Last year I had all these grand ideas for what I wanted to do for Fashion Revolution Week. As is the case with a lot of my grand plans, I realised that I had left it too late and there was far too much to do for me to get it happening in time. So I went for second best (or what I thought was second best at the time) and decided to run a little Instagram photo challenge. I have seen a lot of them run very successfully, and I knew it was a good way to spread the word and raise the profile of an issue, so I quickly made some daily prompts and put it on Instagram with the hashtag '#makersforfashrev' to let people know what it was all about.
Oh boy was I surprised when people started sharing it and putting the hands up to take part too! Suddenly it wasn't just me, but countless makers from all around the world, jumping on board to spread the word. As of today there are 1 378 posts with the hashtag. I was thrilled to see others thought it was an important issue to discuss too.
I still love the idea of hosting some kind of event for Fashion Revolution (maybe next year), but I also appreciate the incredible power of the internet. From my little studio here in Sydney I can spread the word about Fashion Revolution far further than I could by hosting a class or an event, and for now, that's exactly what I plan to do!
What is Fashion Revolution?
So if you are new around these parts, or have not come across the Fashion Revolution movement, you can check out my blog post from last year to get an overview of what it's all about.
In short, what it's about is asking 'Who Made My clothes?' It is about questioning working conditions, work practices and the overall impact the fashion industry has on people and planet.
The reason I thought it was important for makers to get on board spreading the word about this issue is that we are the ones making our own clothes. We appreciate the time it takes to make clothing and the skill required to do so. Why should the garments handmade by us be valued, appreciated and worth more than the garments handmade in a factory in a third world country? They shouldn't be. All clothing is made by hand and this needs to be remembered and never devalued or discredited.
We have the power to spread the word amongst our friends, and communities, to promote and acknowledge that clothes are valuable and use valuable resources to create them. We should love them, take care of them and nurture them. We should keep them out of landfill at all costs. We should also question the working conditions of those who make them for us.

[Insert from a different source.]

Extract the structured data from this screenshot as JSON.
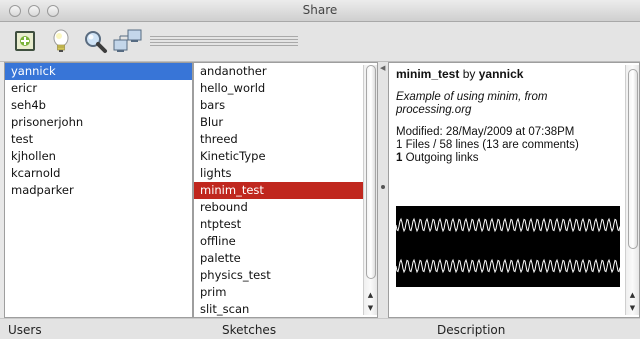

To promote this amazing movement amongst the making community online I have decided to host another photo challenge on Instagram for the week of Fashion Revolution (24-30 April). Although some of us may not buy our clothing from retailers, there is still a lot we can do to encourage change, and I would love if you help me spread the word (and maybe even encourage more people to start making their own clothes).
WOULD YOU LIKE TO JOIN ME?
Each day during Fashion Revolution Week, I will post a prompt on Instagram to promote thoughts, discussion and inspiration related to a particular aspect of the revolution. If you would like to play along, simply use the hashtag #makersforfashrev, as well as the official Fashion Revolution hashtags - #FashRev and #whomademyclothes - this way we will all be able to find each other. I'll choose my favourites each day and do a little round-up! You can find me on Instagram @inthefolds.
If you would like to let the world know you are taking part you can post the image above on your blog, Instagram or Facebook page. The further we spread the word, the better!
WHAT CAN WE DO AS MAKERS TO INFLUENCE CHANGE?
- Slow down! Do you really need all those clothes? Take your time to make one beautiful garment instead of five hurried makes. Spend extra time by working on beautiful finishes or decorative techniques. Use your making time to upskill rather than fill your wardrobe with more and more.
- Make for others when you have enough in your wardrobe.
- Use sustainable materials to create products.
- Teach others your skills. Encourage others to make their own clothes.
- Work out ways to reduce waste (this could be in relation to your studio / office space, the packaging you use to wrap or post your products, etc.)
- Recycle whenever possible
- Consider using second hand whenever you can (I use second hand fabric for the majority of what I sew)
- Make plans. Don't buy things impulsively. Take the time to think about it and work out if you actually need it.
- Sew from your stash.
- Go to clothing and fabric swaps.
- Ask your suppliers and manufacturers about their labour practices.
- If you have your business, consider manufacturing locally.
- Be disruptive and embrace change.